Which lines of the data hold the word "this"? Copy all of them.

### Data for the task
■ ■ ■ ■ ■ ■ ■

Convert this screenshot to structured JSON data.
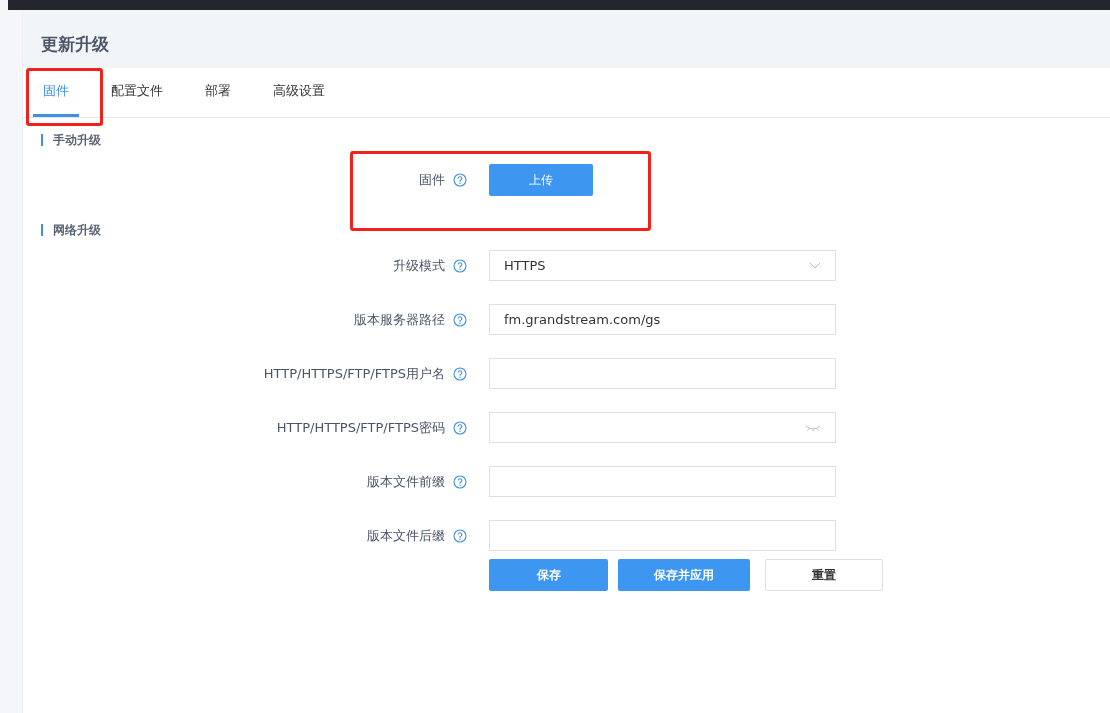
{
  "page": {
    "title": "更新升级"
  },
  "tabs": [
    {
      "label": "固件",
      "selected": true
    },
    {
      "label": "配置文件",
      "selected": false
    },
    {
      "label": "部署",
      "selected": false
    },
    {
      "label": "高级设置",
      "selected": false
    }
  ],
  "manual_upgrade": {
    "heading": "手动升级",
    "label": "固件",
    "button": "上传"
  },
  "network_upgrade": {
    "heading": "网络升级",
    "fields": [
      {
        "kind": "select",
        "label": "升级模式",
        "value": "HTTPS"
      },
      {
        "kind": "text",
        "label": "版本服务器路径",
        "value": "fm.grandstream.com/gs"
      },
      {
        "kind": "text",
        "label": "HTTP/HTTPS/FTP/FTPS用户名"
      },
      {
        "kind": "password",
        "label": "HTTP/HTTPS/FTP/FTPS密码"
      },
      {
        "kind": "text",
        "label": "版本文件前缀"
      },
      {
        "kind": "text",
        "label": "版本文件后缀"
      }
    ],
    "buttons": [
      {
        "label": "保存",
        "kind": "primary"
      },
      {
        "label": "保存并应用",
        "kind": "primary"
      },
      {
        "label": "重置",
        "kind": "plain"
      }
    ]
  }
}
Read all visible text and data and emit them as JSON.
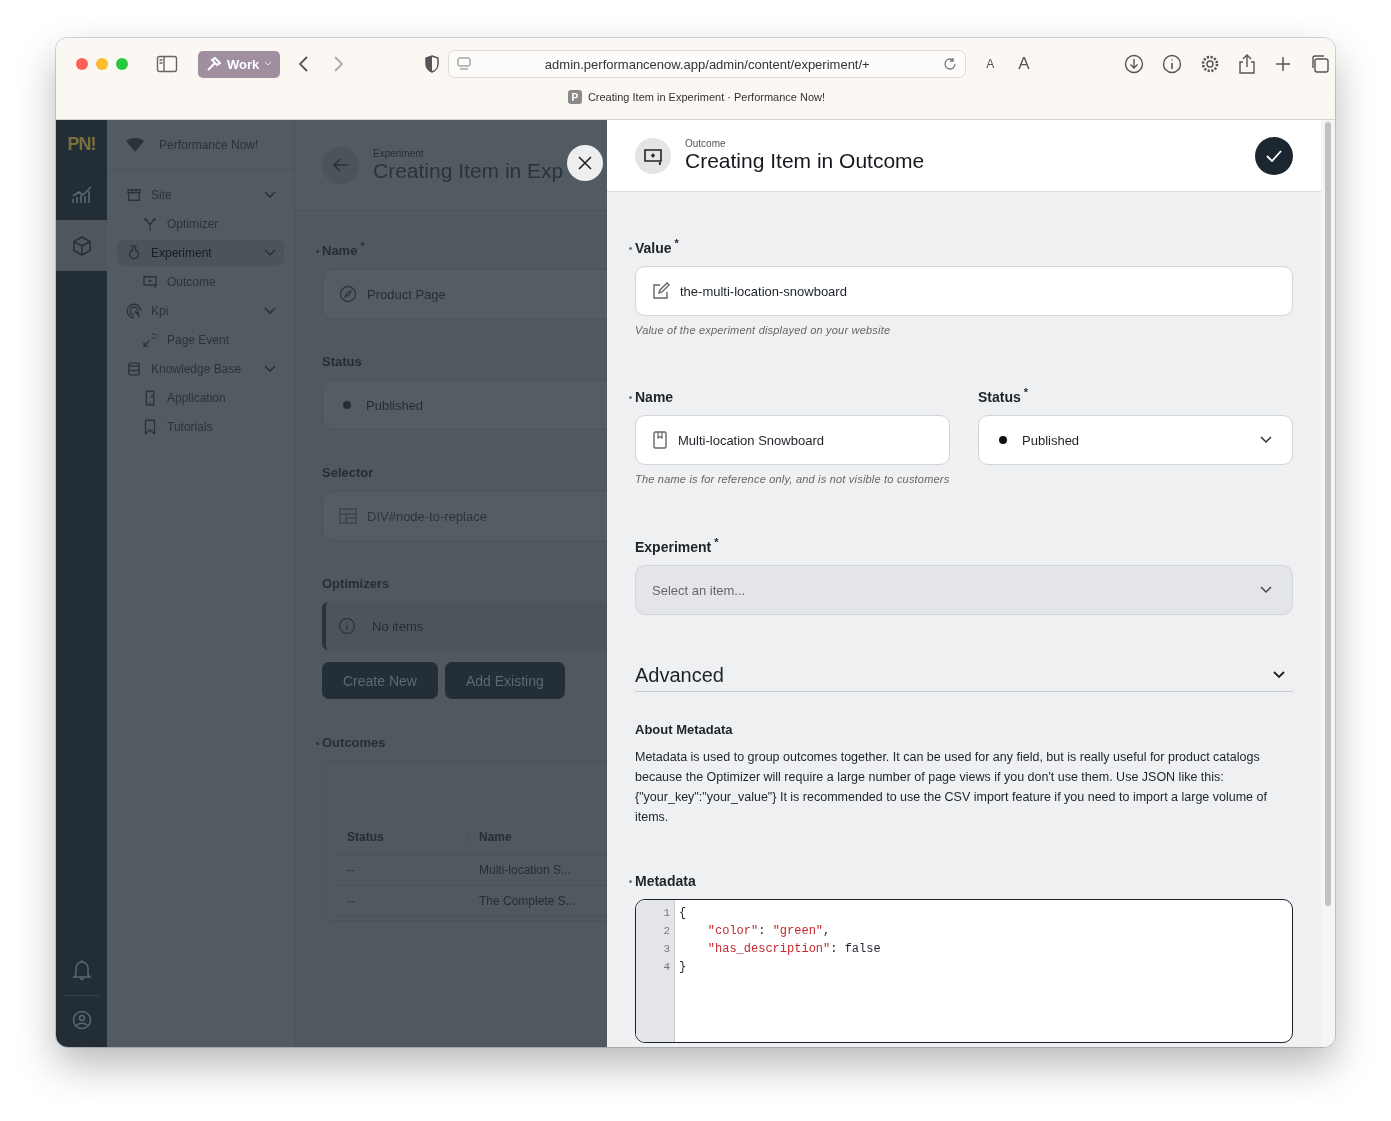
{
  "browser": {
    "tab_group": "Work",
    "url": "admin.performancenow.app/admin/content/experiment/+",
    "small_a": "A",
    "large_a": "A",
    "favicon_letter": "P",
    "page_title": "Creating Item in Experiment · Performance Now!"
  },
  "rail": {
    "logo": "PN!",
    "items": [
      {
        "kind": "chart",
        "selected": false
      },
      {
        "kind": "cube",
        "selected": true
      }
    ]
  },
  "sidebar": {
    "brand": "Performance Now!",
    "items": [
      {
        "label": "Site",
        "kind": "store",
        "selected": false,
        "expanded": true,
        "children": [
          {
            "label": "Optimizer",
            "kind": "branch"
          }
        ]
      },
      {
        "label": "Experiment",
        "kind": "flask",
        "selected": true,
        "expanded": true,
        "children": [
          {
            "label": "Outcome",
            "kind": "outcome"
          }
        ]
      },
      {
        "label": "Kpi",
        "kind": "target",
        "selected": false,
        "expanded": true,
        "children": [
          {
            "label": "Page Event",
            "kind": "event"
          }
        ]
      },
      {
        "label": "Knowledge Base",
        "kind": "database",
        "selected": false,
        "expanded": true,
        "children": [
          {
            "label": "Application",
            "kind": "application"
          },
          {
            "label": "Tutorials",
            "kind": "bookmark"
          }
        ]
      }
    ]
  },
  "background_form": {
    "overline": "Experiment",
    "title": "Creating Item in Exp",
    "fields": [
      {
        "label": "Name",
        "asterisk": "*",
        "marked": true,
        "kind": "text",
        "value": "Product Page"
      },
      {
        "label": "Status",
        "marked": false,
        "kind": "status",
        "value": "Published"
      },
      {
        "label": "Selector",
        "marked": false,
        "kind": "selector",
        "value": "DIV#node-to-replace"
      }
    ],
    "optimizers": {
      "label": "Optimizers",
      "notice": "No items",
      "buttons": [
        "Create New",
        "Add Existing"
      ]
    },
    "outcomes": {
      "label": "Outcomes",
      "marked": true,
      "columns": [
        "Status",
        "Name"
      ],
      "rows": [
        {
          "status": "--",
          "name": "Multi-location S..."
        },
        {
          "status": "--",
          "name": "The Complete S..."
        }
      ]
    }
  },
  "drawer": {
    "overline": "Outcome",
    "title": "Creating Item in Outcome",
    "value": {
      "label": "Value",
      "asterisk": "*",
      "marked": true,
      "value": "the-multi-location-snowboard",
      "hint": "Value of the experiment displayed on your website"
    },
    "name": {
      "label": "Name",
      "marked": true,
      "value": "Multi-location Snowboard",
      "hint": "The name is for reference only, and is not visible to customers"
    },
    "status": {
      "label": "Status",
      "asterisk": "*",
      "marked": false,
      "value": "Published"
    },
    "experiment": {
      "label": "Experiment",
      "asterisk": "*",
      "marked": false,
      "placeholder": "Select an item..."
    },
    "advanced": {
      "title": "Advanced",
      "expanded": true,
      "heading": "About Metadata",
      "text": "Metadata is used to group outcomes together. It can be used for any field, but is really useful for product catalogs because the Optimizer will require a large number of page views if you don't use them. Use JSON like this: {\"your_key\":\"your_value\"} It is recommended to use the CSV import feature if you need to import a large volume of items."
    },
    "metadata": {
      "label": "Metadata",
      "marked": true,
      "lines": [
        {
          "number": "1",
          "code": "{"
        },
        {
          "number": "2",
          "code": "    \"color\": \"green\","
        },
        {
          "number": "3",
          "code": "    \"has_description\": false"
        },
        {
          "number": "4",
          "code": "}"
        }
      ]
    }
  }
}
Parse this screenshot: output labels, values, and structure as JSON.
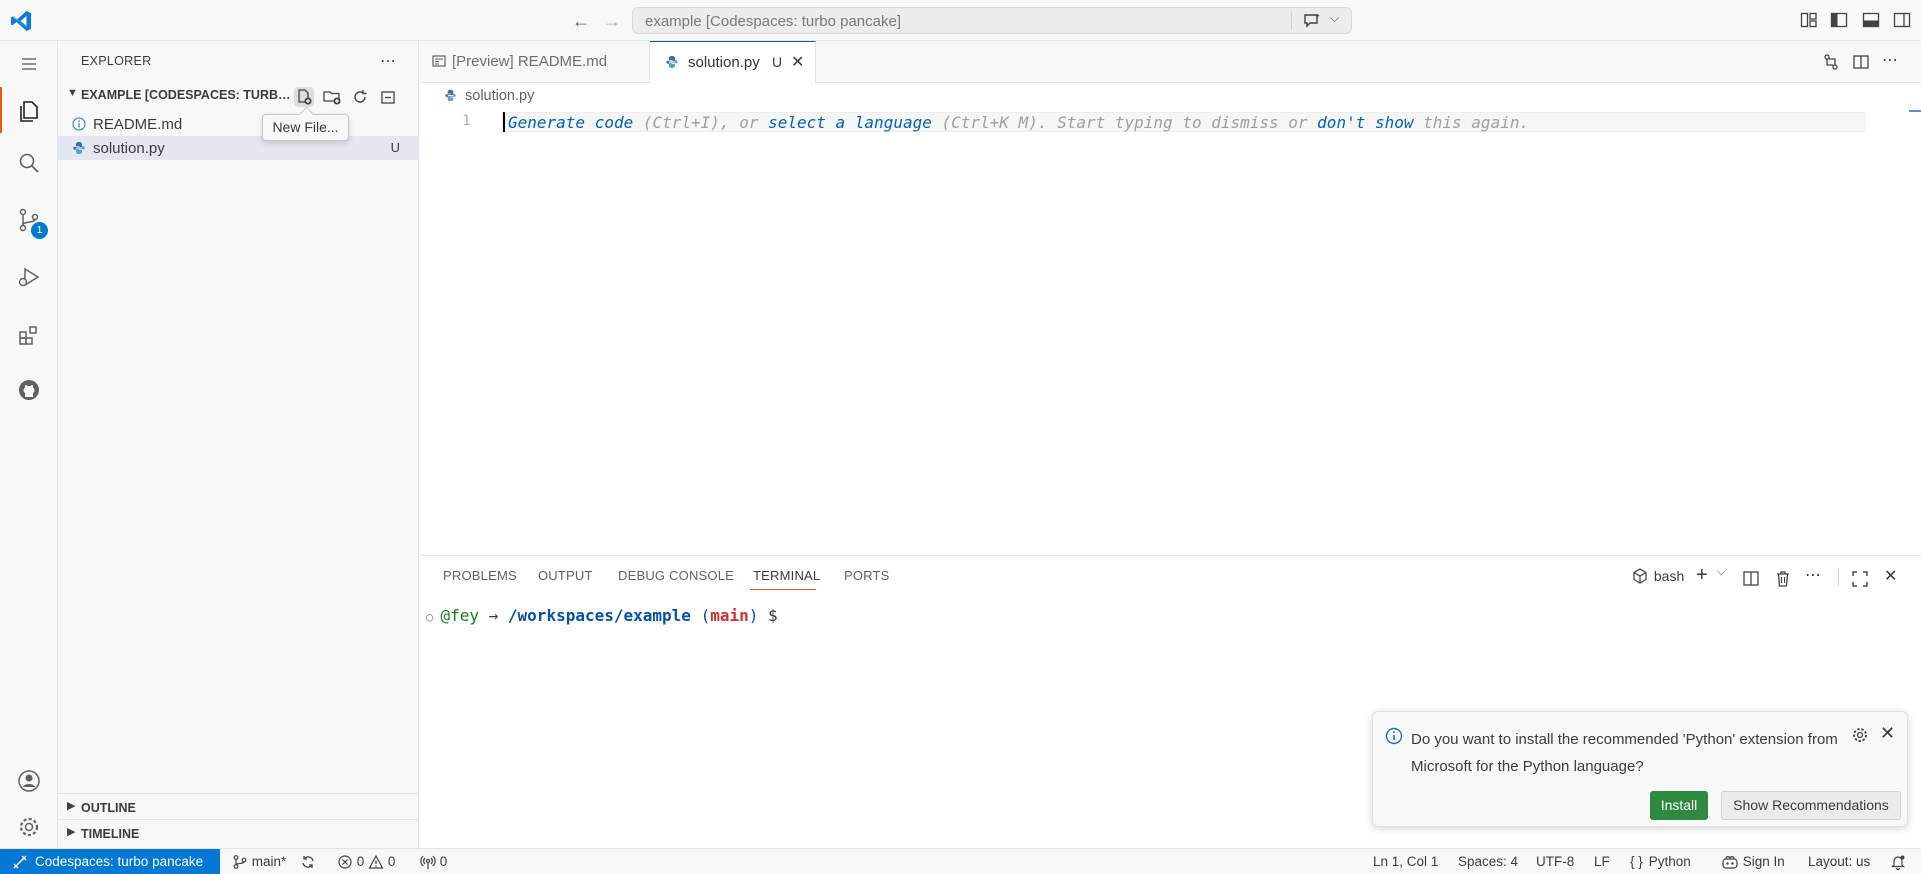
{
  "titlebar": {
    "search_text": "example [Codespaces: turbo pancake]"
  },
  "activitybar": {
    "scm_badge": "1"
  },
  "sidebar": {
    "title": "EXPLORER",
    "folder_name": "EXAMPLE [CODESPACES: TURBO PANCAKE]",
    "files": [
      {
        "name": "README.md",
        "icon": "info-icon",
        "badge": ""
      },
      {
        "name": "solution.py",
        "icon": "python-icon",
        "badge": "U"
      }
    ],
    "tooltip": "New File...",
    "sections": [
      "OUTLINE",
      "TIMELINE"
    ]
  },
  "tabs": [
    {
      "label": "[Preview] README.md",
      "icon": "preview-icon",
      "modified": ""
    },
    {
      "label": "solution.py",
      "icon": "python-icon",
      "modified": "U"
    }
  ],
  "breadcrumb": {
    "file": "solution.py"
  },
  "editor": {
    "line_number": "1",
    "hint": {
      "generate_code": "Generate code",
      "part1": " (Ctrl+I), or ",
      "select_language": "select a language",
      "part2": " (Ctrl+K M). Start typing to dismiss or ",
      "dont_show": "don't show",
      "part3": " this again."
    }
  },
  "panel": {
    "tabs": [
      "PROBLEMS",
      "OUTPUT",
      "DEBUG CONSOLE",
      "TERMINAL",
      "PORTS"
    ],
    "active_tab": "TERMINAL",
    "shell": "bash",
    "terminal": {
      "user": "@fey",
      "arrow": "→",
      "path": "/workspaces/example",
      "branch_open": "(",
      "branch": "main",
      "branch_close": ")",
      "prompt": "$"
    }
  },
  "notification": {
    "message": "Do you want to install the recommended 'Python' extension from Microsoft for the Python language?",
    "install_label": "Install",
    "recommend_label": "Show Recommendations"
  },
  "statusbar": {
    "remote": "Codespaces: turbo pancake",
    "branch": "main*",
    "errors": "0",
    "warnings": "0",
    "ports": "0",
    "position": "Ln 1, Col 1",
    "spaces": "Spaces: 4",
    "encoding": "UTF-8",
    "eol": "LF",
    "language": "Python",
    "sign_in": "Sign In",
    "layout": "Layout: us"
  },
  "colors": {
    "accent": "#0078d4",
    "install": "#2d8a3e",
    "terminal_user": "#118020",
    "terminal_path": "#0451a5",
    "terminal_branch": "#cd3131"
  }
}
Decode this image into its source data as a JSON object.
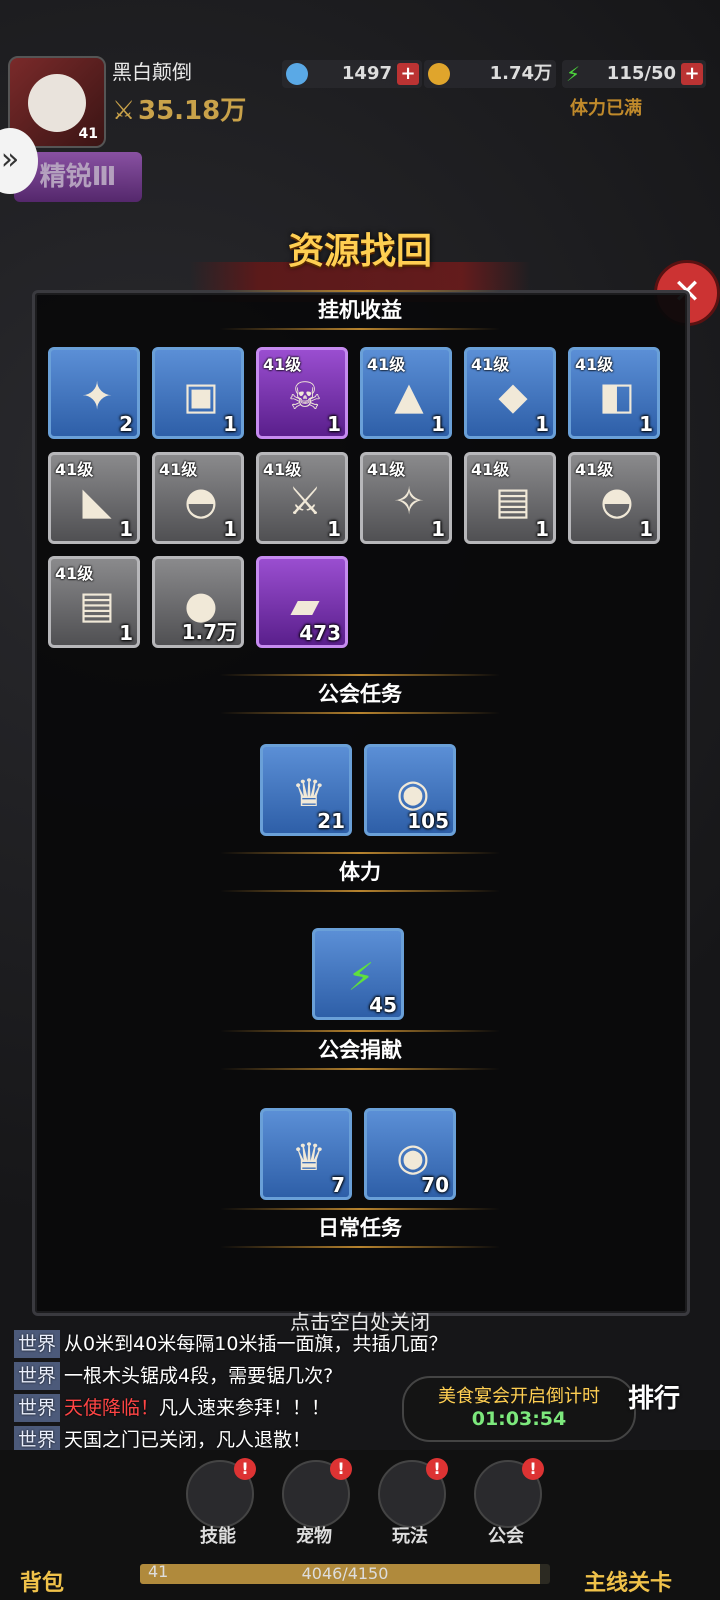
{
  "player": {
    "name": "黑白颠倒",
    "level": "41",
    "power": "35.18万"
  },
  "resources": {
    "gems": "1497",
    "gold": "1.74万",
    "stamina": "115/50",
    "stamina_note": "体力已满"
  },
  "rank_badge": "精锐Ⅲ",
  "dialog": {
    "title": "资源找回",
    "hint": "点击空白处关闭",
    "sections": [
      {
        "title": "挂机收益",
        "items": [
          {
            "level": "",
            "count": "2",
            "tier": "blue",
            "icon": "blueprint-scroll-icon"
          },
          {
            "level": "",
            "count": "1",
            "tier": "blue",
            "icon": "chest-scroll-icon"
          },
          {
            "level": "41级",
            "count": "1",
            "tier": "purple",
            "icon": "horned-helmet-icon"
          },
          {
            "level": "41级",
            "count": "1",
            "tier": "blue",
            "icon": "hood-icon"
          },
          {
            "level": "41级",
            "count": "1",
            "tier": "blue",
            "icon": "armor-icon"
          },
          {
            "level": "41级",
            "count": "1",
            "tier": "blue",
            "icon": "gauntlet-icon"
          },
          {
            "level": "41级",
            "count": "1",
            "tier": "gray",
            "icon": "boots-icon"
          },
          {
            "level": "41级",
            "count": "1",
            "tier": "gray",
            "icon": "hat-icon"
          },
          {
            "level": "41级",
            "count": "1",
            "tier": "gray",
            "icon": "sword-icon"
          },
          {
            "level": "41级",
            "count": "1",
            "tier": "gray",
            "icon": "collar-icon"
          },
          {
            "level": "41级",
            "count": "1",
            "tier": "gray",
            "icon": "bracer-icon"
          },
          {
            "level": "41级",
            "count": "1",
            "tier": "gray",
            "icon": "hat-icon"
          },
          {
            "level": "41级",
            "count": "1",
            "tier": "gray",
            "icon": "bracer-icon"
          },
          {
            "level": "",
            "count": "1.7万",
            "tier": "gray",
            "icon": "silver-coin-icon"
          },
          {
            "level": "",
            "count": "473",
            "tier": "purple",
            "icon": "exp-book-icon"
          }
        ]
      },
      {
        "title": "公会任务",
        "items": [
          {
            "level": "",
            "count": "21",
            "tier": "blue",
            "icon": "guild-badge-icon"
          },
          {
            "level": "",
            "count": "105",
            "tier": "blue",
            "icon": "guild-coin-icon"
          }
        ]
      },
      {
        "title": "体力",
        "items": [
          {
            "level": "",
            "count": "45",
            "tier": "blue",
            "icon": "lightning-icon"
          }
        ]
      },
      {
        "title": "公会捐献",
        "items": [
          {
            "level": "",
            "count": "7",
            "tier": "blue",
            "icon": "guild-badge-icon"
          },
          {
            "level": "",
            "count": "70",
            "tier": "blue",
            "icon": "guild-coin-icon"
          }
        ]
      },
      {
        "title": "日常任务",
        "items": []
      }
    ]
  },
  "chat": [
    {
      "tag": "世界",
      "text": "从0米到40米每隔10米插一面旗，共插几面？"
    },
    {
      "tag": "世界",
      "text": "一根木头锯成4段，需要锯几次?"
    },
    {
      "tag": "世界",
      "highlight": "天使降临！",
      "text": "凡人速来参拜！！！"
    },
    {
      "tag": "世界",
      "text": "天国之门已关闭，凡人退散！"
    }
  ],
  "event": {
    "name": "美食宴会开启倒计时",
    "countdown": "01:03:54"
  },
  "rank_label": "排行",
  "nav": {
    "bag": "背包",
    "skill": "技能",
    "pet": "宠物",
    "play": "玩法",
    "guild": "公会",
    "main_stage": "主线关卡"
  },
  "xp": {
    "level": "41",
    "text": "4046/4150",
    "fraction": 0.975
  },
  "colors": {
    "accent": "#ffcf52",
    "badge": "#dd3333"
  }
}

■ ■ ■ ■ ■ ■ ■

### Response to the exercise
Convert this screenshot to structured JSON data.
      "text": "Metadata is used to group outcomes together. It can be used for any field, but is really useful for product catalogs because the Optimizer will require a large number of page views if you don't use them. Use JSON like this: {\"your_key\":\"your_value\"} It is recommended to use the CSV import feature if you need to import a large volume of items."
Parse this screenshot: output labels, values, and structure as JSON.
      "part3": " this again."
Decode this image into its source data as a JSON object.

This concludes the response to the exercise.